_Exercise requirements_
Look through the data and write out every line with the word "title" in it.

== == ==

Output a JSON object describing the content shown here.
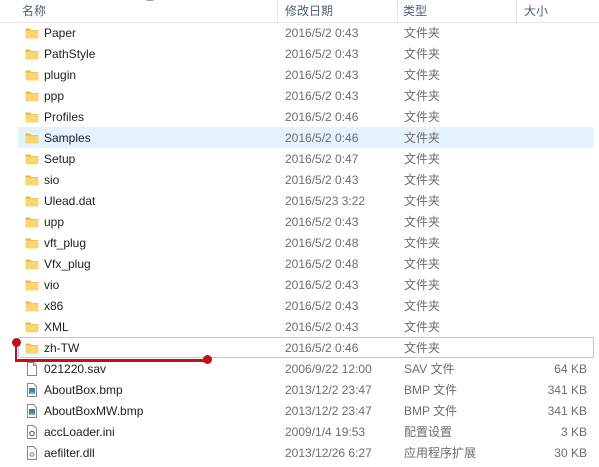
{
  "columns": {
    "name": "名称",
    "date": "修改日期",
    "type": "类型",
    "size": "大小"
  },
  "files": [
    {
      "name": "Paper",
      "date": "2016/5/2 0:43",
      "type": "文件夹",
      "size": "",
      "icon": "folder-icon",
      "state": ""
    },
    {
      "name": "PathStyle",
      "date": "2016/5/2 0:43",
      "type": "文件夹",
      "size": "",
      "icon": "folder-icon",
      "state": ""
    },
    {
      "name": "plugin",
      "date": "2016/5/2 0:43",
      "type": "文件夹",
      "size": "",
      "icon": "folder-icon",
      "state": ""
    },
    {
      "name": "ppp",
      "date": "2016/5/2 0:43",
      "type": "文件夹",
      "size": "",
      "icon": "folder-icon",
      "state": ""
    },
    {
      "name": "Profiles",
      "date": "2016/5/2 0:46",
      "type": "文件夹",
      "size": "",
      "icon": "folder-icon",
      "state": ""
    },
    {
      "name": "Samples",
      "date": "2016/5/2 0:46",
      "type": "文件夹",
      "size": "",
      "icon": "folder-icon",
      "state": "hover"
    },
    {
      "name": "Setup",
      "date": "2016/5/2 0:47",
      "type": "文件夹",
      "size": "",
      "icon": "folder-icon",
      "state": ""
    },
    {
      "name": "sio",
      "date": "2016/5/2 0:43",
      "type": "文件夹",
      "size": "",
      "icon": "folder-icon",
      "state": ""
    },
    {
      "name": "Ulead.dat",
      "date": "2016/5/23 3:22",
      "type": "文件夹",
      "size": "",
      "icon": "folder-icon",
      "state": ""
    },
    {
      "name": "upp",
      "date": "2016/5/2 0:43",
      "type": "文件夹",
      "size": "",
      "icon": "folder-icon",
      "state": ""
    },
    {
      "name": "vft_plug",
      "date": "2016/5/2 0:48",
      "type": "文件夹",
      "size": "",
      "icon": "folder-icon",
      "state": ""
    },
    {
      "name": "Vfx_plug",
      "date": "2016/5/2 0:48",
      "type": "文件夹",
      "size": "",
      "icon": "folder-icon",
      "state": ""
    },
    {
      "name": "vio",
      "date": "2016/5/2 0:43",
      "type": "文件夹",
      "size": "",
      "icon": "folder-icon",
      "state": ""
    },
    {
      "name": "x86",
      "date": "2016/5/2 0:43",
      "type": "文件夹",
      "size": "",
      "icon": "folder-icon",
      "state": ""
    },
    {
      "name": "XML",
      "date": "2016/5/2 0:43",
      "type": "文件夹",
      "size": "",
      "icon": "folder-icon",
      "state": ""
    },
    {
      "name": "zh-TW",
      "date": "2016/5/2 0:46",
      "type": "文件夹",
      "size": "",
      "icon": "folder-icon",
      "state": "focused"
    },
    {
      "name": "021220.sav",
      "date": "2006/9/22 12:00",
      "type": "SAV 文件",
      "size": "64 KB",
      "icon": "file-icon",
      "state": ""
    },
    {
      "name": "AboutBox.bmp",
      "date": "2013/12/2 23:47",
      "type": "BMP 文件",
      "size": "341 KB",
      "icon": "image-file-icon",
      "state": ""
    },
    {
      "name": "AboutBoxMW.bmp",
      "date": "2013/12/2 23:47",
      "type": "BMP 文件",
      "size": "341 KB",
      "icon": "image-file-icon",
      "state": ""
    },
    {
      "name": "accLoader.ini",
      "date": "2009/1/4 19:53",
      "type": "配置设置",
      "size": "3 KB",
      "icon": "settings-file-icon",
      "state": ""
    },
    {
      "name": "aefilter.dll",
      "date": "2013/12/26 6:27",
      "type": "应用程序扩展",
      "size": "30 KB",
      "icon": "dll-file-icon",
      "state": ""
    }
  ],
  "colors": {
    "folder": "#f7d674",
    "folder_dark": "#e2b845",
    "hover_bg": "#e5f3ff",
    "focus_border": "#99d1ff",
    "annotation": "#c0101a"
  }
}
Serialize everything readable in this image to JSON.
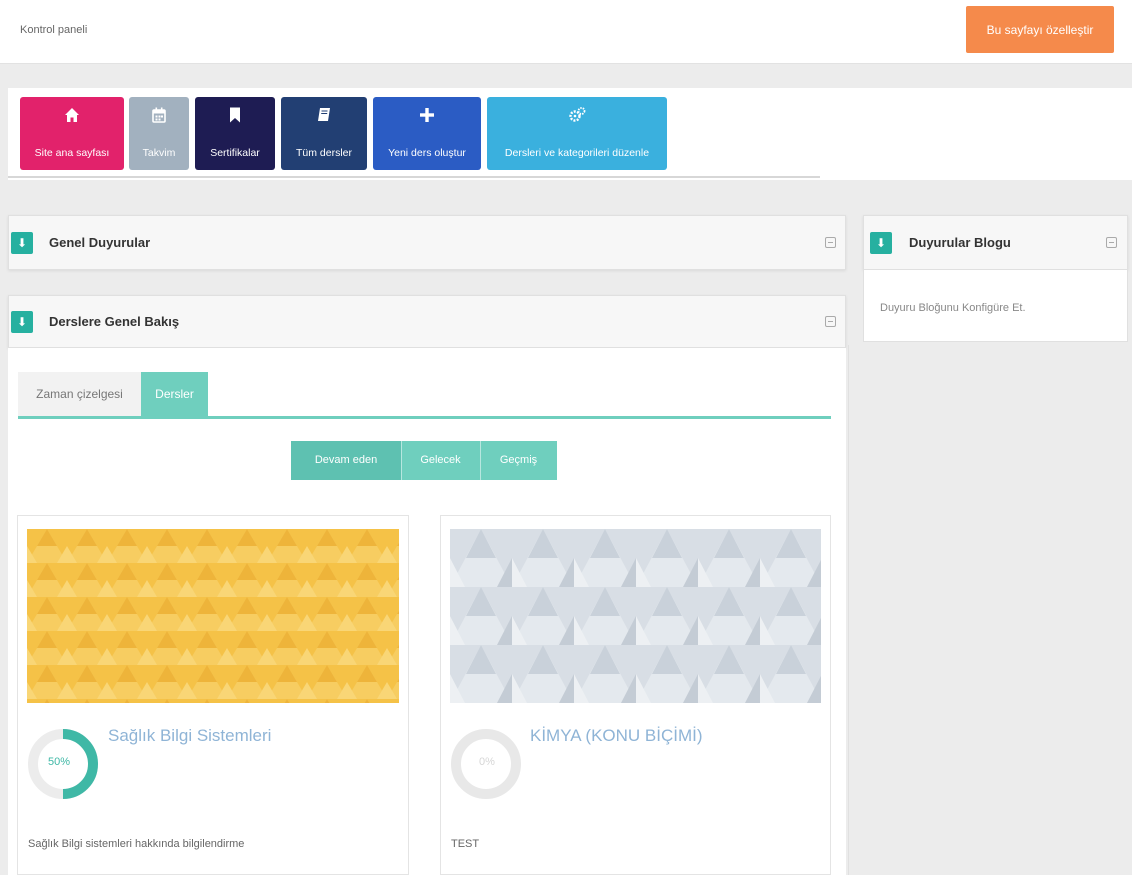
{
  "header": {
    "breadcrumb": "Kontrol paneli",
    "customize_button": "Bu sayfayı özelleştir"
  },
  "quick_links": [
    {
      "label": "Site ana sayfası",
      "icon": "home-icon",
      "color": "#e2226b"
    },
    {
      "label": "Takvim",
      "icon": "calendar-icon",
      "color": "#a2b1bf"
    },
    {
      "label": "Sertifikalar",
      "icon": "bookmark-icon",
      "color": "#1e1c53"
    },
    {
      "label": "Tüm dersler",
      "icon": "book-icon",
      "color": "#223f73"
    },
    {
      "label": "Yeni ders oluştur",
      "icon": "plus-icon",
      "color": "#2b5cc4"
    },
    {
      "label": "Dersleri ve kategorileri düzenle",
      "icon": "cogs-icon",
      "color": "#3ab0de"
    }
  ],
  "panels": {
    "announcements": "Genel Duyurular",
    "overview": "Derslere Genel Bakış",
    "blog": "Duyurular Blogu",
    "blog_link": "Duyuru Bloğunu Konfigüre Et."
  },
  "overview": {
    "tabs": [
      "Zaman çizelgesi",
      "Dersler"
    ],
    "active_tab": "Dersler",
    "filters": [
      "Devam eden",
      "Gelecek",
      "Geçmiş"
    ],
    "active_filter": "Devam eden"
  },
  "courses": [
    {
      "title": "Sağlık Bilgi Sistemleri",
      "progress_label": "50%",
      "progress": 0.5,
      "description": "Sağlık Bilgi sistemleri hakkında bilgilendirme",
      "pattern_color": "#f5c247"
    },
    {
      "title": "KİMYA (KONU BİÇİMİ)",
      "progress_label": "0%",
      "progress": 0,
      "description": "TEST",
      "pattern_color": "#cfd6de"
    }
  ],
  "colors": {
    "accent": "#26b0a0",
    "accent_light": "#6fcfbe",
    "orange": "#f58a4b",
    "link": "#8fb4d6"
  }
}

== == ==

_Answer to the exercise_
      "title": "Sağlık Bilgi Sistemleri",
      "title": "KİMYA (KONU BİÇİMİ)",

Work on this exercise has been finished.